Questions to get ahead in life.
Andy  Andrews
Andy Andrews More by this author
Sep 30, 2009 at 10:00 AM

When I was researching the key principles for my life I asked a variety of celebrities, politicians, and professionals some key questions to help find out what has made them successful. I chose questions that helped me see them in different ways. Being a firm believer that the quality of our answers is determined by the quality of our questions, I have used these opportunities to ask what I believe are some great ones. I wanted to ask questions that would either confirm what I already knew or lead me to a broader definition of the truth. I asked questions like:

  • What is the greatest disappointment in your life and how did you overcome it?
  • What’s the most important decision you’ve ever made in your life?
  • What’s the worst decision you’ve ever made in your life?
  • If you were to give an 18-year-old one specific piece of wisdom, what would it be?

Whenever you get the opportunity to talk to a successful person, one who has overcome adversity and overwhelming odds, be sure to have some questions in mind the answers to which will provide you with an education.

When I asked Jimmy Dean how he defined success, he wrote back, saying that success and wealth is a state of mind:

My grandfather, W. J. Taylor, was the most successful and wealthy man I ever knew, and I doubt seriously that he ever made more than $10,000 in any given year in his life. But he was the best farmer in Hale County, Texas. He knew that. He had the straightest fences, the cleanest end-rows. He had the neatest barn and the neatest house. He raised nine kids, he had a great relationship with the man upstairs and a wonderful inner peace. To me, this is success and wealth.

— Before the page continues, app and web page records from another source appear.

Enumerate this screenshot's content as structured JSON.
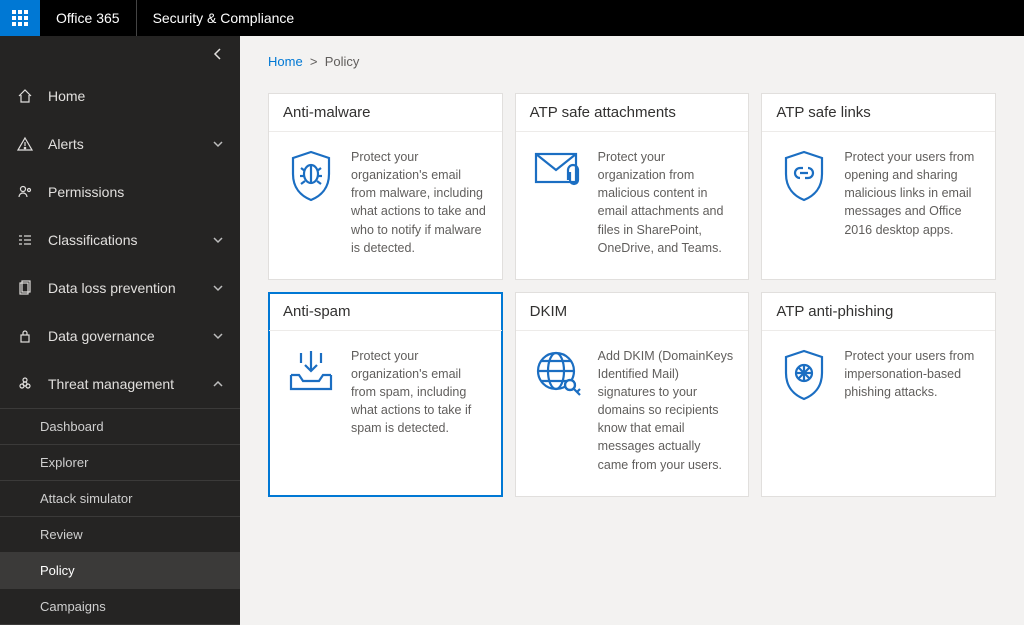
{
  "header": {
    "brand": "Office 365",
    "app": "Security & Compliance"
  },
  "breadcrumb": {
    "home": "Home",
    "sep": ">",
    "current": "Policy"
  },
  "sidebar": {
    "items": [
      {
        "label": "Home"
      },
      {
        "label": "Alerts"
      },
      {
        "label": "Permissions"
      },
      {
        "label": "Classifications"
      },
      {
        "label": "Data loss prevention"
      },
      {
        "label": "Data governance"
      },
      {
        "label": "Threat management"
      }
    ],
    "threat_sub": [
      {
        "label": "Dashboard"
      },
      {
        "label": "Explorer"
      },
      {
        "label": "Attack simulator"
      },
      {
        "label": "Review"
      },
      {
        "label": "Policy"
      },
      {
        "label": "Campaigns"
      }
    ]
  },
  "cards": [
    {
      "title": "Anti-malware",
      "desc": "Protect your organization's email from malware, including what actions to take and who to notify if malware is detected."
    },
    {
      "title": "ATP safe attachments",
      "desc": "Protect your organization from malicious content in email attachments and files in SharePoint, OneDrive, and Teams."
    },
    {
      "title": "ATP safe links",
      "desc": "Protect your users from opening and sharing malicious links in email messages and Office 2016 desktop apps."
    },
    {
      "title": "Anti-spam",
      "desc": "Protect your organization's email from spam, including what actions to take if spam is detected."
    },
    {
      "title": "DKIM",
      "desc": "Add DKIM (DomainKeys Identified Mail) signatures to your domains so recipients know that email messages actually came from your users."
    },
    {
      "title": "ATP anti-phishing",
      "desc": "Protect your users from impersonation-based phishing attacks."
    }
  ]
}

I asked him what the keys were to his success. One of them was hard work to which he commented:

I have no use for anyone who can help themselves and does not. . . . My greatest fear is that with all our federal aid, state aid, city aid, county aids, etc., that they’re going to be many wonderfully talented people who will never be forced to find out what their talent is.

I submit to you that one of the greatest resources for getting ahead in life is people. Talk to people who have been through the muck and come out on the other side. Ask them how they handled adversity, how they overcame, what they value most. It is questions like these that will lead to the best tools to succeed.

About Author
Andy  Andrews
Hailed by The New York Times as someone who has “quietly become one of the most influential people in America,” Andy Andrews is a best-selling novelist and in-demand speaker for some of the world’s largest organizations. The Traveler’s Gift, a featur Continue reading